#### ASSIGNMENT
What lines below include the string "圆角矩形"? Pick them out and copy them.

#### MATERIAL PROVIDED

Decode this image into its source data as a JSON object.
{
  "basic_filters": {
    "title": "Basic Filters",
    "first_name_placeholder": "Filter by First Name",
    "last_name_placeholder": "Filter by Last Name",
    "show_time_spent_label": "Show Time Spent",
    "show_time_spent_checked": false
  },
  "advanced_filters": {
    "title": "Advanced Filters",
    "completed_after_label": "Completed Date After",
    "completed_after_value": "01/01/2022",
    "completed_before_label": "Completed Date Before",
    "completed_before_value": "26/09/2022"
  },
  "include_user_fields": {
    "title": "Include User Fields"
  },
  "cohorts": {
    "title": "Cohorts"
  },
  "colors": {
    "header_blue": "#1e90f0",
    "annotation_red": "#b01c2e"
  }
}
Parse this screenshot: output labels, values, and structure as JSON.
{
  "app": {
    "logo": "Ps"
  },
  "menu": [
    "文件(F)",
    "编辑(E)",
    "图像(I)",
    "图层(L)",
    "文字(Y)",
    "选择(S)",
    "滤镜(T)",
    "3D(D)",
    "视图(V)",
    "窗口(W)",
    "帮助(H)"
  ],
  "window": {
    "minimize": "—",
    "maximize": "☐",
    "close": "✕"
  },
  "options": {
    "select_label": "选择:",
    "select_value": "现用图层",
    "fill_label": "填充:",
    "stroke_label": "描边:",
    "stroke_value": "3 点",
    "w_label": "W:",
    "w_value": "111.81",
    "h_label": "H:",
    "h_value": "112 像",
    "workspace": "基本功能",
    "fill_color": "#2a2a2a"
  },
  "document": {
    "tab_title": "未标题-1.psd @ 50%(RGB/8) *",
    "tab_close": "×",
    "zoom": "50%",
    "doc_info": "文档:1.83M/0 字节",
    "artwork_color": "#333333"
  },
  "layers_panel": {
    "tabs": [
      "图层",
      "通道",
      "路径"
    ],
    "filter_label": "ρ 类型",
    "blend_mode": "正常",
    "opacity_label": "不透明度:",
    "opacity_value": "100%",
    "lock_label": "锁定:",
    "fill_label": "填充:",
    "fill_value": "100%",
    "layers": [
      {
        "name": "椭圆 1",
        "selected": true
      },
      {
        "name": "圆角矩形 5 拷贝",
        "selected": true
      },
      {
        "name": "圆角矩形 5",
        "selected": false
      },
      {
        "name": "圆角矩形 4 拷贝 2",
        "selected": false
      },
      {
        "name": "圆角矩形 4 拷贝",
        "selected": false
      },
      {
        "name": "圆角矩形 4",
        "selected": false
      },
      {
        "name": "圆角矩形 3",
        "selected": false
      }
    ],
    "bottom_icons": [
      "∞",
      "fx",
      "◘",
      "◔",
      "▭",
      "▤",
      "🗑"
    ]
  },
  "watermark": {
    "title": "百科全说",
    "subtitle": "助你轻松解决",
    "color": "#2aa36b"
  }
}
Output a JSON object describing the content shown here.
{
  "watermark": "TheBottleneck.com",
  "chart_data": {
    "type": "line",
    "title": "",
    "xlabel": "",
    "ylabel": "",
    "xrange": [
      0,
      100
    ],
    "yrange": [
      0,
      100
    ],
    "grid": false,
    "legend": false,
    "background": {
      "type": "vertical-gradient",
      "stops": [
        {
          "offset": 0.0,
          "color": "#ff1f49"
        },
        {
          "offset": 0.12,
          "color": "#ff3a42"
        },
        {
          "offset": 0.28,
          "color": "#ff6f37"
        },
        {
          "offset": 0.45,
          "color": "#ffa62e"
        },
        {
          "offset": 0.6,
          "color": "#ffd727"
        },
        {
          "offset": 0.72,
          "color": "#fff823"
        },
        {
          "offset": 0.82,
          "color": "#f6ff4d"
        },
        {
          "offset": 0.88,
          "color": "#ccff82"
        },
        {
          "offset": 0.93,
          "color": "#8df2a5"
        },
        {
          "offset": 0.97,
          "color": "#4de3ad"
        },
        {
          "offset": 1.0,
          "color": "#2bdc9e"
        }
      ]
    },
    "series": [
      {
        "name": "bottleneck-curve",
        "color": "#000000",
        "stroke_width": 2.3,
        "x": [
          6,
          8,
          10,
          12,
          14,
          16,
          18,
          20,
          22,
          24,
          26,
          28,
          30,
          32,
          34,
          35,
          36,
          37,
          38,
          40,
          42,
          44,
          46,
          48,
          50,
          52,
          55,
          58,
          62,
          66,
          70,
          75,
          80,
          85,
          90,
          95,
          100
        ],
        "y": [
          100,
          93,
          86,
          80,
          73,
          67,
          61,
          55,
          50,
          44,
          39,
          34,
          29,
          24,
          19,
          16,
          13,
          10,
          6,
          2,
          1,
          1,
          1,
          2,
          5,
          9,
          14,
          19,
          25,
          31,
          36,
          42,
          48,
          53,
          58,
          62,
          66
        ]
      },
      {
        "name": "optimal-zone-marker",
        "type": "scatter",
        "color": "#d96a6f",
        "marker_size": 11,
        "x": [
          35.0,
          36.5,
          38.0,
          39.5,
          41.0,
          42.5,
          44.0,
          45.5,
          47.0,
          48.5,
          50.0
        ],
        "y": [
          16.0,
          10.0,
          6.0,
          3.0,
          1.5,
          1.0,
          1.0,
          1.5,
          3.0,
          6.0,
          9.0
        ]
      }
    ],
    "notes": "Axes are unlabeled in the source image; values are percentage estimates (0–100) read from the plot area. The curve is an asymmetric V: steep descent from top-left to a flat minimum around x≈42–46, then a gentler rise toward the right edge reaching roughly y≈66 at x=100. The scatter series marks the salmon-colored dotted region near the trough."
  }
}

#### ANSWER TO THIS PROBLEM
        "name": "圆角矩形 5 拷贝",
        "name": "圆角矩形 5",
        "name": "圆角矩形 4 拷贝 2",
        "name": "圆角矩形 4 拷贝",
        "name": "圆角矩形 4",
        "name": "圆角矩形 3",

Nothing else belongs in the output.